Third, their storehouse of food will be rifled by enemies: “And thou shalt take hold, but shalt not deliver” (v. 14; cf. Lev. 26:16–17; Dt. 28:33).
Fourth, they will sow crops but will not reap a harvest because they will be taken captive and not allowed to eat the fruit of their labor: “Thou shalt sow, but thou shalt not reap; . . . tread the olives, but . . . not anoint thyself with oil; and sweet wine, but . . . not drink wine” (v. 15; cf. Dt. 28:39–40).
Fifth, their sin is repudiated because they followed the sinful practices of Omri and Ahab, the two most evil kings in Israel:
For the statutes of Omri are kept, and all the works of the house of Ahab, and ye walk in their counsels; that I should make thee a desolation, and your inhabitants an hissing; therefore, ye shall bear the reproach of my people (v. 16).
Under these two kings, Baal worship flooded the land of Israel (1 Ki. 16:21—22:40). Even Judah followed Ahab’s wicked counsel. As a result, Judah will be made desolate; and its people will be hissed at, that is, held in derision or ridiculed by the world (cf. Lam. 2:15–16). They will suffer reproach, or be disgraced and despised during their captivity.

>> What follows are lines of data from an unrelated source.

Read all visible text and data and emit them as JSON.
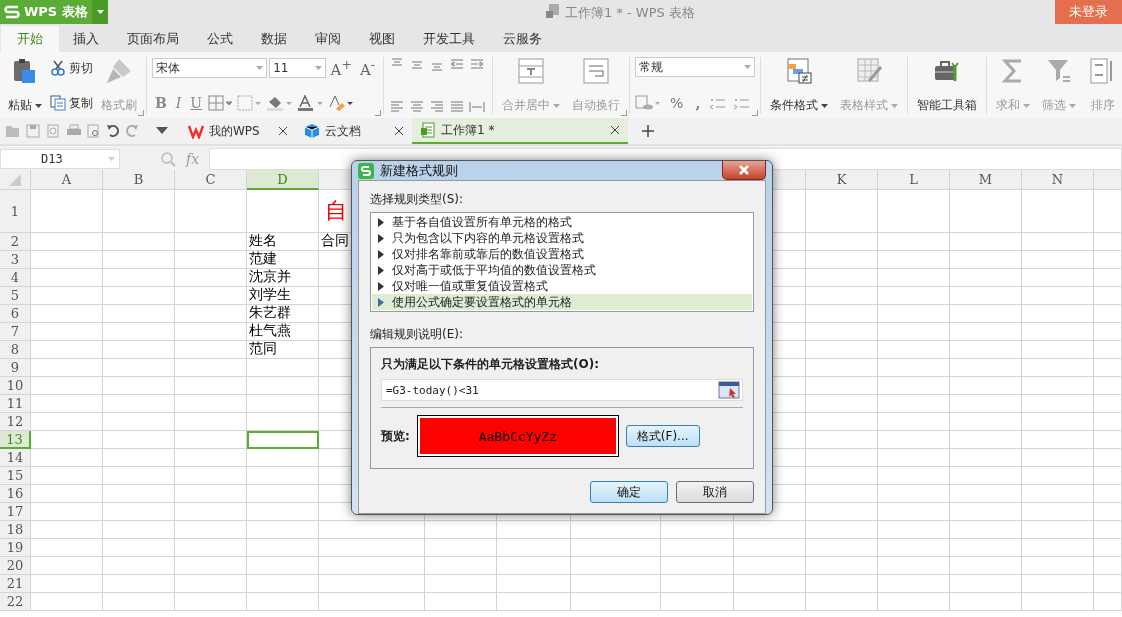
{
  "app": {
    "logo": "WPS 表格",
    "title": "工作簿1 * - WPS 表格",
    "login": "未登录"
  },
  "menu_tabs": [
    {
      "label": "开始",
      "selected": true
    },
    {
      "label": "插入",
      "selected": false
    },
    {
      "label": "页面布局",
      "selected": false
    },
    {
      "label": "公式",
      "selected": false
    },
    {
      "label": "数据",
      "selected": false
    },
    {
      "label": "审阅",
      "selected": false
    },
    {
      "label": "视图",
      "selected": false
    },
    {
      "label": "开发工具",
      "selected": false
    },
    {
      "label": "云服务",
      "selected": false
    }
  ],
  "ribbon": {
    "clipboard": [
      {
        "label": "粘贴",
        "kind": "paste",
        "disabled": false,
        "dropdown": true
      },
      {
        "label": "剪切",
        "kind": "cut",
        "disabled": false,
        "dropdown": false
      },
      {
        "label": "复制",
        "kind": "copy",
        "disabled": false,
        "dropdown": false
      },
      {
        "label": "格式刷",
        "kind": "painter",
        "disabled": true,
        "dropdown": false
      }
    ],
    "font": {
      "name": "宋体",
      "size": "11",
      "grow": "A$^{+}$",
      "shrink": "A$^{-}$",
      "bold": "B",
      "italic": "I",
      "underline": "U"
    },
    "align_buttons": [
      {
        "label": "合并居中",
        "kind": "merge",
        "disabled": true,
        "dropdown": true
      },
      {
        "label": "自动换行",
        "kind": "wrap",
        "disabled": true,
        "dropdown": false
      }
    ],
    "number": {
      "format": "常规",
      "percent": "%",
      "comma": ","
    },
    "style_buttons": [
      {
        "label": "条件格式",
        "kind": "conditional",
        "disabled": false,
        "dropdown": true
      },
      {
        "label": "表格样式",
        "kind": "table-style",
        "disabled": true,
        "dropdown": true
      }
    ],
    "tool_buttons": [
      {
        "label": "智能工具箱",
        "kind": "toolbox",
        "disabled": false,
        "dropdown": false
      }
    ],
    "edit_buttons": [
      {
        "label": "求和",
        "kind": "sum",
        "disabled": true,
        "dropdown": true
      },
      {
        "label": "筛选",
        "kind": "filter",
        "disabled": true,
        "dropdown": true
      },
      {
        "label": "排序",
        "kind": "sort",
        "disabled": true,
        "dropdown": false
      }
    ]
  },
  "doc_tabs": [
    {
      "label": "我的WPS",
      "kind": "wps",
      "selected": false
    },
    {
      "label": "云文档",
      "kind": "cloud",
      "selected": false
    },
    {
      "label": "工作簿1 *",
      "kind": "sheet",
      "selected": true
    }
  ],
  "formula_bar": {
    "name_box": "D13",
    "fx": "fx"
  },
  "sheet": {
    "columns": [
      {
        "label": "A",
        "selected": false
      },
      {
        "label": "B",
        "selected": false
      },
      {
        "label": "C",
        "selected": false
      },
      {
        "label": "D",
        "selected": true
      },
      {
        "selected": false
      },
      {},
      {},
      {},
      {},
      {
        "selected": false
      },
      {
        "label": "K",
        "selected": false
      },
      {
        "label": "L",
        "selected": false
      },
      {
        "label": "M",
        "selected": false
      },
      {
        "label": "N",
        "selected": false
      },
      {
        "selected": false
      }
    ],
    "rows": [
      {
        "label": "1",
        "selected": false,
        "kind": "title",
        "cells": {
          "col_5": "自"
        }
      },
      {
        "label": "2",
        "selected": false,
        "kind": "data",
        "cells": {
          "col_4": "姓名",
          "col_5": "合同"
        }
      },
      {
        "label": "3",
        "selected": false,
        "kind": "data",
        "cells": {
          "col_4": "范建"
        }
      },
      {
        "label": "4",
        "selected": false,
        "kind": "data",
        "cells": {
          "col_4": "沈京并"
        }
      },
      {
        "label": "5",
        "selected": false,
        "kind": "data",
        "cells": {
          "col_4": "刘学生"
        }
      },
      {
        "label": "6",
        "selected": false,
        "kind": "data",
        "cells": {
          "col_4": "朱艺群"
        }
      },
      {
        "label": "7",
        "selected": false,
        "kind": "data",
        "cells": {
          "col_4": "杜气燕"
        }
      },
      {
        "label": "8",
        "selected": false,
        "kind": "data",
        "cells": {
          "col_4": "范同"
        }
      },
      {
        "label": "9",
        "selected": false
      },
      {
        "label": "10",
        "selected": false
      },
      {
        "label": "11",
        "selected": false
      },
      {
        "label": "12",
        "selected": false
      },
      {
        "label": "13",
        "selected": true
      },
      {
        "label": "14",
        "selected": false
      },
      {
        "label": "15",
        "selected": false
      },
      {
        "label": "16",
        "selected": false
      },
      {
        "label": "17",
        "selected": false
      },
      {
        "label": "18",
        "selected": false
      },
      {
        "label": "19",
        "selected": false
      },
      {
        "label": "20",
        "selected": false
      },
      {
        "label": "21",
        "selected": false
      },
      {
        "label": "22",
        "selected": false
      }
    ]
  },
  "dialog": {
    "title": "新建格式规则",
    "rule_type_label": "选择规则类型(S):",
    "rule_types": [
      {
        "label": "基于各自值设置所有单元格的格式",
        "selected": false
      },
      {
        "label": "只为包含以下内容的单元格设置格式",
        "selected": false
      },
      {
        "label": "仅对排名靠前或靠后的数值设置格式",
        "selected": false
      },
      {
        "label": "仅对高于或低于平均值的数值设置格式",
        "selected": false
      },
      {
        "label": "仅对唯一值或重复值设置格式",
        "selected": false
      },
      {
        "label": "使用公式确定要设置格式的单元格",
        "selected": true
      }
    ],
    "description_label": "编辑规则说明(E):",
    "condition_label": "只为满足以下条件的单元格设置格式(O):",
    "formula": "=G3-today()<31",
    "preview_label": "预览:",
    "preview_text": "AaBbCcYyZz",
    "format_button": "格式(F)...",
    "ok": "确定",
    "cancel": "取消"
  }
}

Like Judah, we each need to ask ourselves, “What does the Lord require of me?” The answer is the same. We who have trusted the Lord for our salvation need to do justly, love mercy, and walk humbly with our God. Is this the testimony of your life before God and your fellowman?